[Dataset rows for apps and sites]

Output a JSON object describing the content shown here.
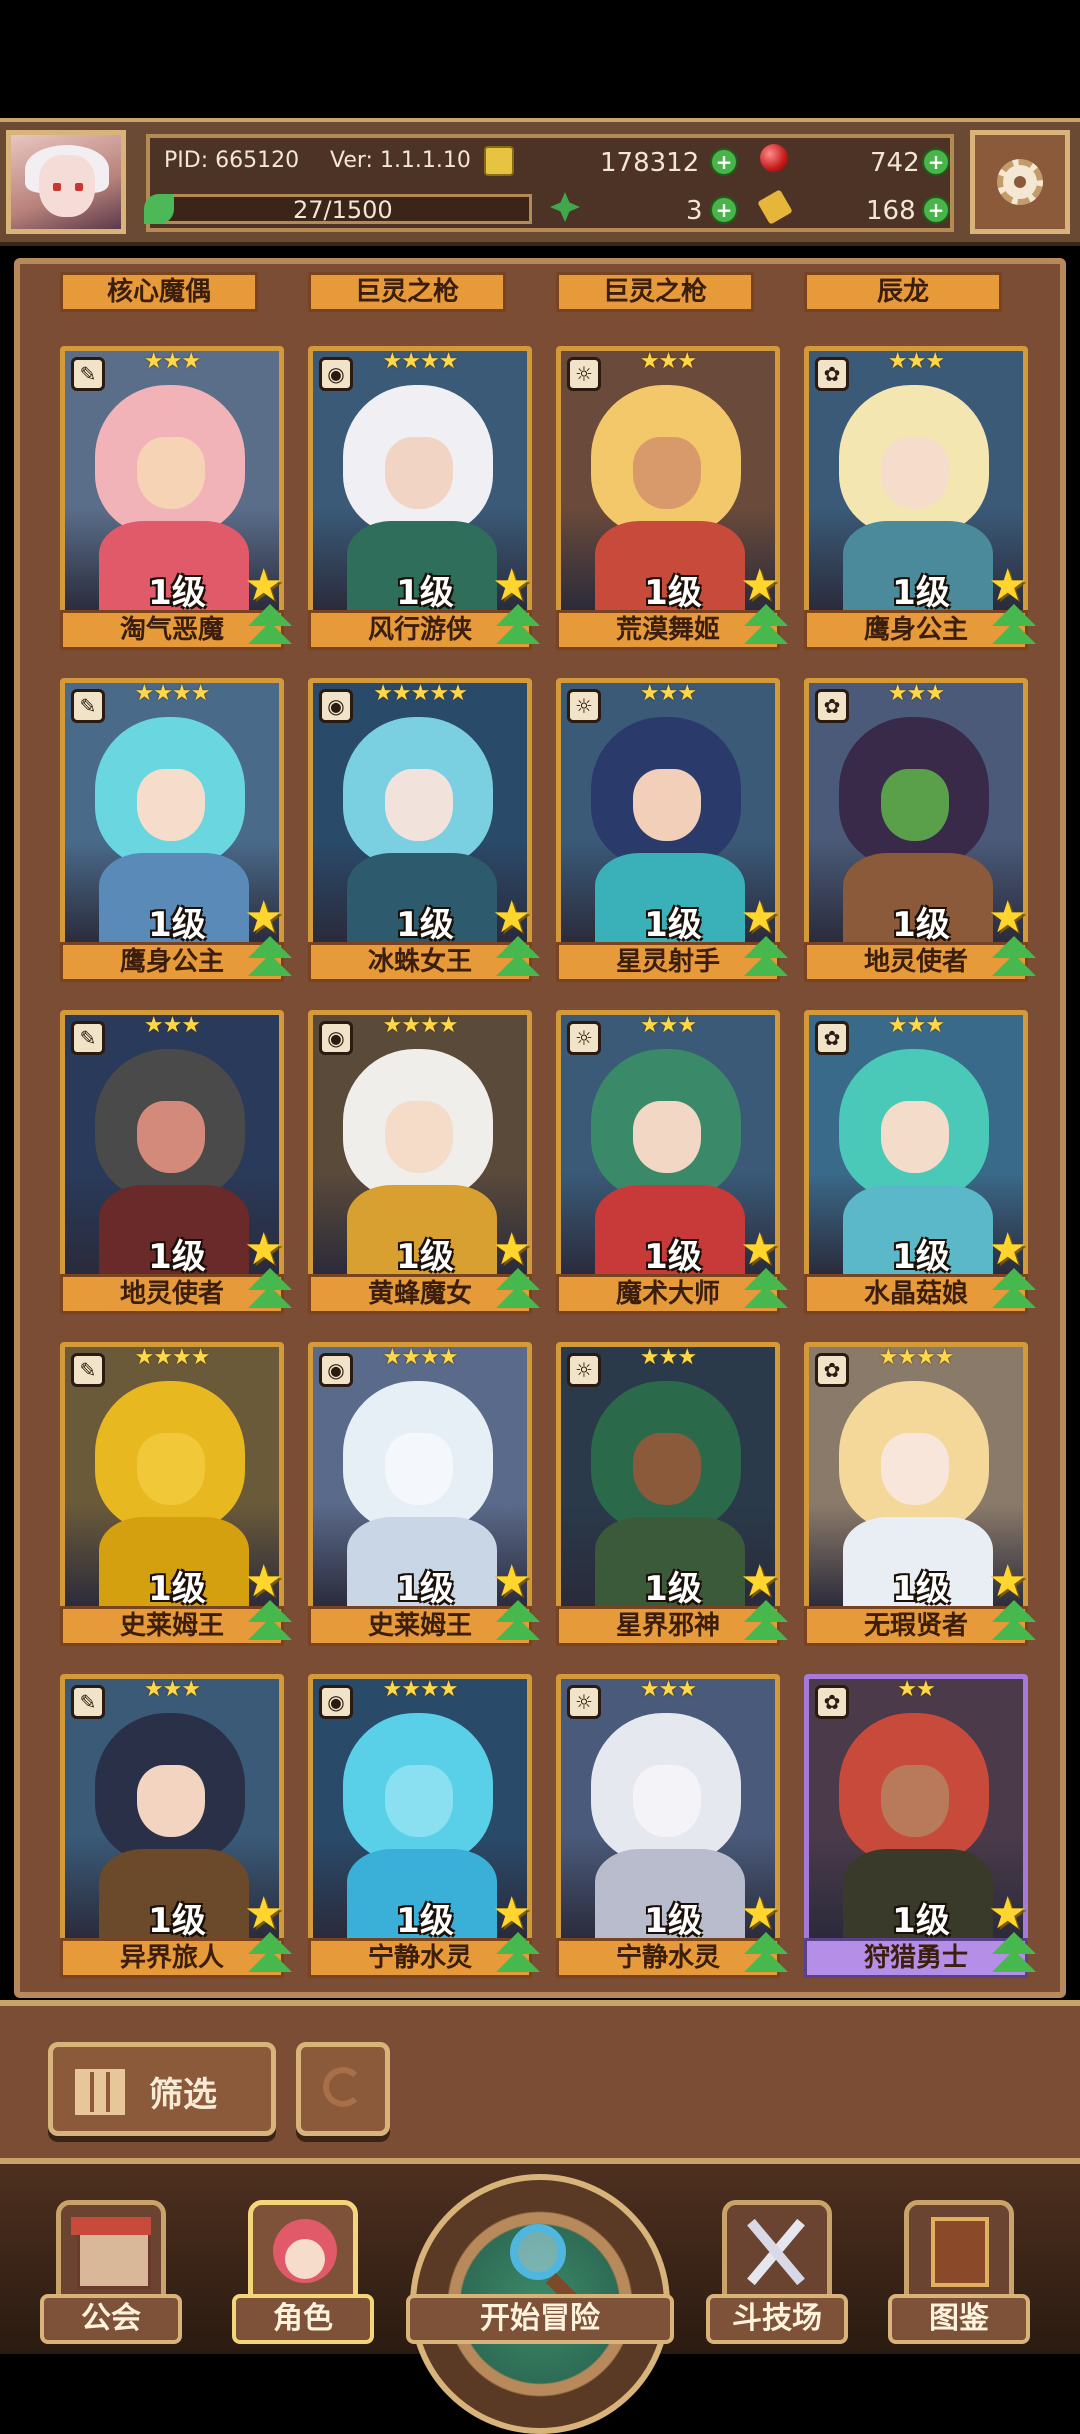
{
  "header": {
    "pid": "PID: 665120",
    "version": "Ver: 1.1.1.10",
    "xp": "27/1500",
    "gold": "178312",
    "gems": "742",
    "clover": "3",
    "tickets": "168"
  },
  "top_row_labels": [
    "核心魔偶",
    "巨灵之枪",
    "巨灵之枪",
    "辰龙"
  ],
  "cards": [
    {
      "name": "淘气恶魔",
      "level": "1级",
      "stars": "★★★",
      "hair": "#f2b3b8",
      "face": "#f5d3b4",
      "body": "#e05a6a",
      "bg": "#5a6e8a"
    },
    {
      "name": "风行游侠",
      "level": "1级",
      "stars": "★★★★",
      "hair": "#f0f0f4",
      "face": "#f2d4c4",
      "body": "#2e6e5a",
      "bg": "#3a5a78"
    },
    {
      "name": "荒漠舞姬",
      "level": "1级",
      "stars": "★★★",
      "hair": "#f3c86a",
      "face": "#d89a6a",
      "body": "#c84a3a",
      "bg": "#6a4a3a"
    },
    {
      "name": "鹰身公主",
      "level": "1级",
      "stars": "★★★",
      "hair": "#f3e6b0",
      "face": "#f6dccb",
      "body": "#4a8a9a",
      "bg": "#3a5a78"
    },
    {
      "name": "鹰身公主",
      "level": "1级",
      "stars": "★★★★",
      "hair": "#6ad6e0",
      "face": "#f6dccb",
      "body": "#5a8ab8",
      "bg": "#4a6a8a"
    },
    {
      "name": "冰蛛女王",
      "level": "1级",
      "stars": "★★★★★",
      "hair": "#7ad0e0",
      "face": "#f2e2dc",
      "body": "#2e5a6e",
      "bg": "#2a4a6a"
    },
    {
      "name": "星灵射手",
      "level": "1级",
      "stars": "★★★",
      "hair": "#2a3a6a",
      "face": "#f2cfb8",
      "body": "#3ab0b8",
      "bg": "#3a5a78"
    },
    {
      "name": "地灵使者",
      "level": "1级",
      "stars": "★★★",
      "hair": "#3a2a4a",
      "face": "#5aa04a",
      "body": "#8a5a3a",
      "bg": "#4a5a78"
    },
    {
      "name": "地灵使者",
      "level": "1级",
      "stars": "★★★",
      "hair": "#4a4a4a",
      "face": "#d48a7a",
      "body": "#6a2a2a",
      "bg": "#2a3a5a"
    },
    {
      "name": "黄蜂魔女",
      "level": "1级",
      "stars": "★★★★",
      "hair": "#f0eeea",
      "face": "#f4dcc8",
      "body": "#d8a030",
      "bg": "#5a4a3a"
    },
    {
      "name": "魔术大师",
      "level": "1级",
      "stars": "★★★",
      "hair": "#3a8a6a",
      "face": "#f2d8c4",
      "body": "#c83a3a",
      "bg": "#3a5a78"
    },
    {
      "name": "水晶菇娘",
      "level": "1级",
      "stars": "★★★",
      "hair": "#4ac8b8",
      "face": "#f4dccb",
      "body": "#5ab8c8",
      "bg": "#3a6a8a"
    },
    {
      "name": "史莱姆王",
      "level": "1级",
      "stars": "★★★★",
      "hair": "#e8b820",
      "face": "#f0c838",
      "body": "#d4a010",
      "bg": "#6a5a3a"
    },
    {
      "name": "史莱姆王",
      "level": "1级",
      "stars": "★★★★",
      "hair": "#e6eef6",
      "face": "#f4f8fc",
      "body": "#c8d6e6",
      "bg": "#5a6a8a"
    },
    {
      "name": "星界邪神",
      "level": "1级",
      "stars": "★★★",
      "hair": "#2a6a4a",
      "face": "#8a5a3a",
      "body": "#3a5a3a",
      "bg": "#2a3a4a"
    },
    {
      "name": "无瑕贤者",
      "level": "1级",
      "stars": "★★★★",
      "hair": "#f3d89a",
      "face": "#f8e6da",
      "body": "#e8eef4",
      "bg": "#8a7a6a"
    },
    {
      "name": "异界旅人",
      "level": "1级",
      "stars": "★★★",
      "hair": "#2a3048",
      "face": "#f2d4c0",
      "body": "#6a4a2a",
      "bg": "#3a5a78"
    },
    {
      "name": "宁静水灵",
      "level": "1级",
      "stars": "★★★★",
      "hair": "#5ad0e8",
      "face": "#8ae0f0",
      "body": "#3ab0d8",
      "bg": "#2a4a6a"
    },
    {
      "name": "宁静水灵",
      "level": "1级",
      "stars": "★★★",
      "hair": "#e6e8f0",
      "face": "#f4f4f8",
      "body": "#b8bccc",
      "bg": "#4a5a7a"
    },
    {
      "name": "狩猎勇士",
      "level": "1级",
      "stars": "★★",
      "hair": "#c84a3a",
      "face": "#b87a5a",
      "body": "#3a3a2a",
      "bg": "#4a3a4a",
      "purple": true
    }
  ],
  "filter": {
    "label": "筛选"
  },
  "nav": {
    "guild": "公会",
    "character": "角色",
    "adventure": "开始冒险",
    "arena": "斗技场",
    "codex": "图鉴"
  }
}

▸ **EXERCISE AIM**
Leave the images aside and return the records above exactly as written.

▸ **RESPONSE AREA**
Output a JSON object describing the content shown here.
{
  "header": {
    "pid": "PID: 665120",
    "version": "Ver: 1.1.1.10",
    "xp": "27/1500",
    "gold": "178312",
    "gems": "742",
    "clover": "3",
    "tickets": "168"
  },
  "top_row_labels": [
    "核心魔偶",
    "巨灵之枪",
    "巨灵之枪",
    "辰龙"
  ],
  "cards": [
    {
      "name": "淘气恶魔",
      "level": "1级",
      "stars": "★★★",
      "hair": "#f2b3b8",
      "face": "#f5d3b4",
      "body": "#e05a6a",
      "bg": "#5a6e8a"
    },
    {
      "name": "风行游侠",
      "level": "1级",
      "stars": "★★★★",
      "hair": "#f0f0f4",
      "face": "#f2d4c4",
      "body": "#2e6e5a",
      "bg": "#3a5a78"
    },
    {
      "name": "荒漠舞姬",
      "level": "1级",
      "stars": "★★★",
      "hair": "#f3c86a",
      "face": "#d89a6a",
      "body": "#c84a3a",
      "bg": "#6a4a3a"
    },
    {
      "name": "鹰身公主",
      "level": "1级",
      "stars": "★★★",
      "hair": "#f3e6b0",
      "face": "#f6dccb",
      "body": "#4a8a9a",
      "bg": "#3a5a78"
    },
    {
      "name": "鹰身公主",
      "level": "1级",
      "stars": "★★★★",
      "hair": "#6ad6e0",
      "face": "#f6dccb",
      "body": "#5a8ab8",
      "bg": "#4a6a8a"
    },
    {
      "name": "冰蛛女王",
      "level": "1级",
      "stars": "★★★★★",
      "hair": "#7ad0e0",
      "face": "#f2e2dc",
      "body": "#2e5a6e",
      "bg": "#2a4a6a"
    },
    {
      "name": "星灵射手",
      "level": "1级",
      "stars": "★★★",
      "hair": "#2a3a6a",
      "face": "#f2cfb8",
      "body": "#3ab0b8",
      "bg": "#3a5a78"
    },
    {
      "name": "地灵使者",
      "level": "1级",
      "stars": "★★★",
      "hair": "#3a2a4a",
      "face": "#5aa04a",
      "body": "#8a5a3a",
      "bg": "#4a5a78"
    },
    {
      "name": "地灵使者",
      "level": "1级",
      "stars": "★★★",
      "hair": "#4a4a4a",
      "face": "#d48a7a",
      "body": "#6a2a2a",
      "bg": "#2a3a5a"
    },
    {
      "name": "黄蜂魔女",
      "level": "1级",
      "stars": "★★★★",
      "hair": "#f0eeea",
      "face": "#f4dcc8",
      "body": "#d8a030",
      "bg": "#5a4a3a"
    },
    {
      "name": "魔术大师",
      "level": "1级",
      "stars": "★★★",
      "hair": "#3a8a6a",
      "face": "#f2d8c4",
      "body": "#c83a3a",
      "bg": "#3a5a78"
    },
    {
      "name": "水晶菇娘",
      "level": "1级",
      "stars": "★★★",
      "hair": "#4ac8b8",
      "face": "#f4dccb",
      "body": "#5ab8c8",
      "bg": "#3a6a8a"
    },
    {
      "name": "史莱姆王",
      "level": "1级",
      "stars": "★★★★",
      "hair": "#e8b820",
      "face": "#f0c838",
      "body": "#d4a010",
      "bg": "#6a5a3a"
    },
    {
      "name": "史莱姆王",
      "level": "1级",
      "stars": "★★★★",
      "hair": "#e6eef6",
      "face": "#f4f8fc",
      "body": "#c8d6e6",
      "bg": "#5a6a8a"
    },
    {
      "name": "星界邪神",
      "level": "1级",
      "stars": "★★★",
      "hair": "#2a6a4a",
      "face": "#8a5a3a",
      "body": "#3a5a3a",
      "bg": "#2a3a4a"
    },
    {
      "name": "无瑕贤者",
      "level": "1级",
      "stars": "★★★★",
      "hair": "#f3d89a",
      "face": "#f8e6da",
      "body": "#e8eef4",
      "bg": "#8a7a6a"
    },
    {
      "name": "异界旅人",
      "level": "1级",
      "stars": "★★★",
      "hair": "#2a3048",
      "face": "#f2d4c0",
      "body": "#6a4a2a",
      "bg": "#3a5a78"
    },
    {
      "name": "宁静水灵",
      "level": "1级",
      "stars": "★★★★",
      "hair": "#5ad0e8",
      "face": "#8ae0f0",
      "body": "#3ab0d8",
      "bg": "#2a4a6a"
    },
    {
      "name": "宁静水灵",
      "level": "1级",
      "stars": "★★★",
      "hair": "#e6e8f0",
      "face": "#f4f4f8",
      "body": "#b8bccc",
      "bg": "#4a5a7a"
    },
    {
      "name": "狩猎勇士",
      "level": "1级",
      "stars": "★★",
      "hair": "#c84a3a",
      "face": "#b87a5a",
      "body": "#3a3a2a",
      "bg": "#4a3a4a",
      "purple": true
    }
  ],
  "filter": {
    "label": "筛选"
  },
  "nav": {
    "guild": "公会",
    "character": "角色",
    "adventure": "开始冒险",
    "arena": "斗技场",
    "codex": "图鉴"
  }
}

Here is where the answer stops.